In the divorce arena, a fascinating balance exists between the dictates of the law and a couple’s ability to determine what is “fair” for them, given their specific circumstances. If a couple chooses mediation over a litigated divorce, they have the opportunity to craft an agreement that more accurately reflects their needs.
Please take a look at the video below, The Power of Empathy, which was produced by RSA Shorts. In just three short minutes, it explains the power of empathy in an extremely creative and humorous way. Enjoy viewing it – and then continue on with my article, as I share with you some of my own thoughts on this subject.
No problem can be solved from the same level of consciousness that created it. We have to think with a new mind. ~ Albert Einstein
In the broadest sense of the word, “conflict” is…any situation in which one person’s concerns or desires differ from those of another person and appear to be incompatible. Conflict is inevitable, but how we handle it is a choice. That’s true whether we’re dealing with conflict in our private lives (with our partner, children, other family members, friends) or in our work lives (with our colleagues or other professionals).
While most people have heard of divorce mediation, far fewer are aware that mediation can also be extremely helpful in discussing difficult issues that arise with respect to elder parents and their adult children.
There are many concerns that need to be addressed as a parent ages.
By their very nature, family businesses can be especially challenging to manage successfully. First, there are the normal (and not so normal) demands and pressures of running a business. But then, superimpose on that the complex relational issues that arise within a family structure . . . and you have the makings of what could potentially be a very difficult work environment.
I published an article recently about marital mediation in the context of couples who have been working with a family or couples therapist. Since this is such an important and little understood subject, I would like to take the opportunity to explain this process from a broader perspective.
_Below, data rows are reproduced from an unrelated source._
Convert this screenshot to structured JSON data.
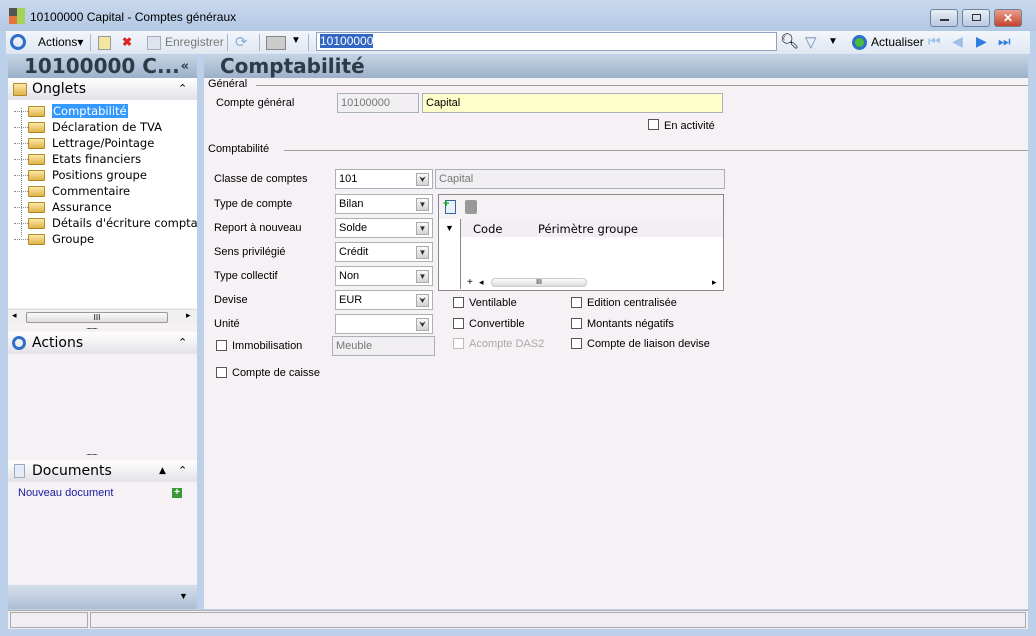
{
  "window": {
    "title": "10100000 Capital -  Comptes généraux"
  },
  "toolbar": {
    "actions": "Actions",
    "save": "Enregistrer",
    "search_value": "10100000",
    "refresh": "Actualiser"
  },
  "left": {
    "header": "10100000 C...",
    "onglets": "Onglets",
    "tabs": [
      "Comptabilité",
      "Déclaration de TVA",
      "Lettrage/Pointage",
      "Etats financiers",
      "Positions groupe",
      "Commentaire",
      "Assurance",
      "Détails d'écriture comptab",
      "Groupe"
    ],
    "actions": "Actions",
    "documents": "Documents",
    "new_document": "Nouveau document"
  },
  "main": {
    "header": "Comptabilité",
    "general": {
      "legend": "Général",
      "compte_label": "Compte général",
      "compte_code": "10100000",
      "compte_name": "Capital",
      "en_activite": "En activité"
    },
    "compta": {
      "legend": "Comptabilité",
      "fields": [
        {
          "label": "Classe de comptes",
          "value": "101"
        },
        {
          "label": "Type de compte",
          "value": "Bilan"
        },
        {
          "label": "Report à nouveau",
          "value": "Solde"
        },
        {
          "label": "Sens privilégié",
          "value": "Crédit"
        },
        {
          "label": "Type collectif",
          "value": "Non"
        },
        {
          "label": "Devise",
          "value": "EUR"
        },
        {
          "label": "Unité",
          "value": ""
        }
      ],
      "classe_desc": "Capital",
      "immobilisation": "Immobilisation",
      "immobilisation_value": "Meuble",
      "compte_caisse": "Compte de caisse",
      "grid": {
        "col1": "Code",
        "col2": "Périmètre groupe"
      },
      "checks": [
        "Ventilable",
        "Edition centralisée",
        "Convertible",
        "Montants négatifs",
        "Acompte DAS2",
        "Compte de liaison devise"
      ]
    }
  }
}
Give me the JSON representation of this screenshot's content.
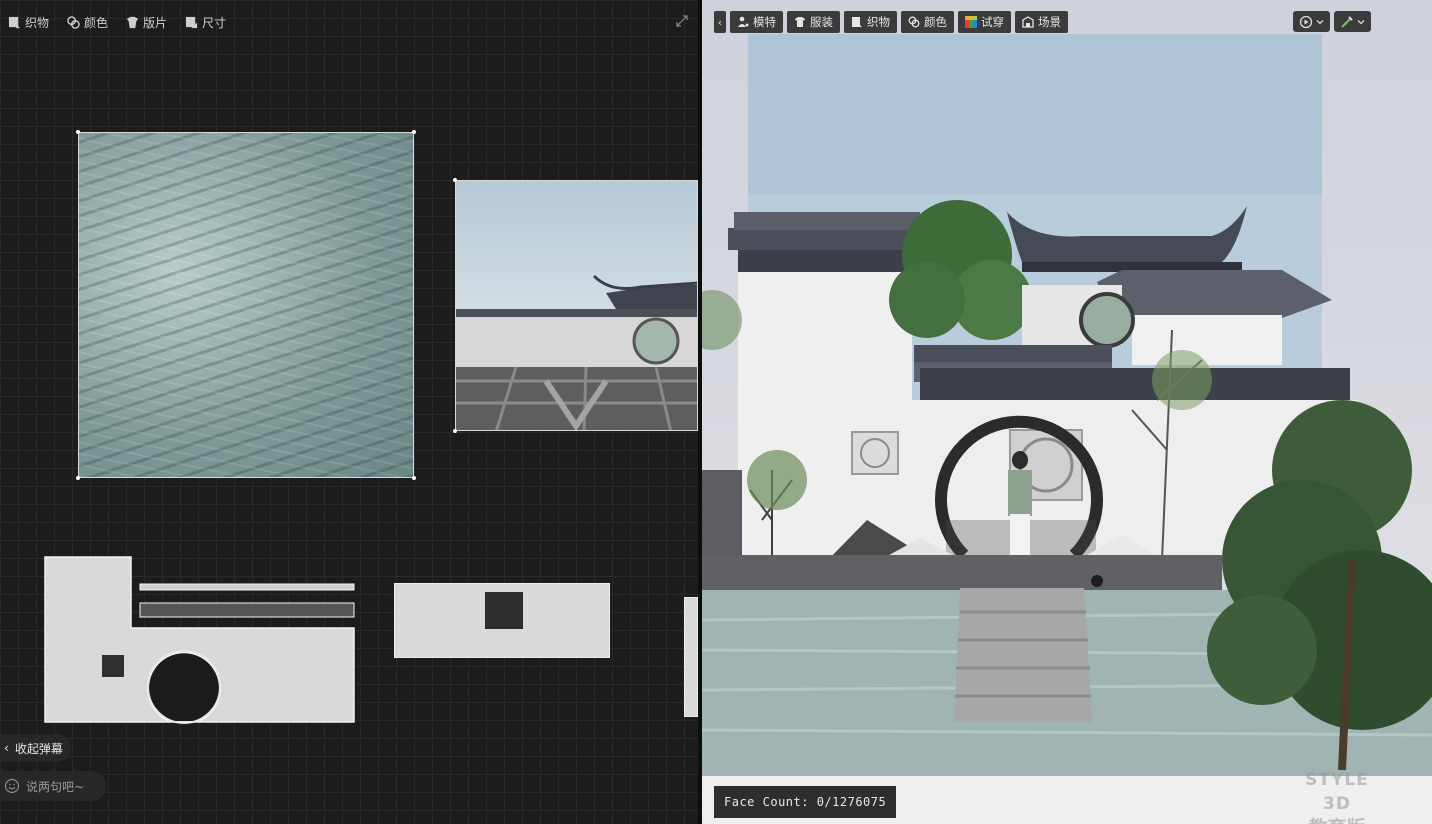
{
  "left_toolbar": {
    "fabric": "织物",
    "color": "颜色",
    "pattern": "版片",
    "size": "尺寸"
  },
  "right_toolbar": {
    "avatar": "模特",
    "garment": "服装",
    "fabric": "织物",
    "color": "颜色",
    "tryon": "试穿",
    "scene": "场景"
  },
  "danmu_toggle": "收起弹幕",
  "chat_placeholder": "说两句吧~",
  "face_count": "Face Count: 0/1276075",
  "watermark": {
    "line1": "STYLE 3D",
    "line2": "教育版"
  },
  "icons": {
    "fabric": "fabric-icon",
    "color": "palette-icon",
    "pattern": "pattern-piece-icon",
    "size": "ruler-icon",
    "avatar": "avatar-icon",
    "garment": "shirt-icon",
    "tryon": "rainbow-icon",
    "scene": "scene-icon",
    "expand": "expand-icon",
    "collapse": "chevron-left-icon",
    "playback": "playback-icon",
    "brush": "brush-icon",
    "chat": "smile-icon"
  },
  "colors": {
    "toolbar_bg": "#3b3b3b",
    "canvas_bg": "#1c1c1c",
    "grid_line": "#2a2a2a",
    "sky": "#bfd1e0",
    "wall_white": "#f0f0f0",
    "roof_dark": "#4a4f5a",
    "water": "#9fb4b3"
  }
}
In my last blog article, I discussed the role of Active Listening in conflict resolution. The importance of Active Listening cannot be overstated. It is only when both people listen in this way that they can begin shifting from their hard positions to more constructive ground where they are able to meet their own needs as well as those of the other person.
The way you listen – or do not listen – to someone directly impacts the outcome of your conversation with that person, especially if your points of view are divergent. There are two levels of listening that take place when you are in conversation with another person.
There are two principal aspects to the role a mediator plays when helping couples resolve their issues during mediation. One relates to the substance and the other has to do with the process itself. Substance refers to the issues that must be addressed and resolved when a couple is separating or divorcing. Process relates to the ground rules that are established, and then how the conversations take place and move along, ultimately to resolution. Each is equally important, in its own right. Two earlier blog articles (Issues & Additional Issues in Divorce Mediations) described the specific issues that need to be discussed in divorce mediation.
With enough training and experience, a divorce/family mediator can certainly become an adequate, and even a good mediator. But what are those extra qualities that turn a good mediator into a great mediator? I’ve purposefully used the word qualities instead of abilities, because I believe qualities better conveys the deep-seated foundation and beliefs by which a person lives his or her life. It’s these less-tangible elements that make all the difference – and that ultimately enable the mediator to interact with clients on a much deeper level. (Note: for editorial consistency, I’ve referred to the mediator as ‘she’ in this article.)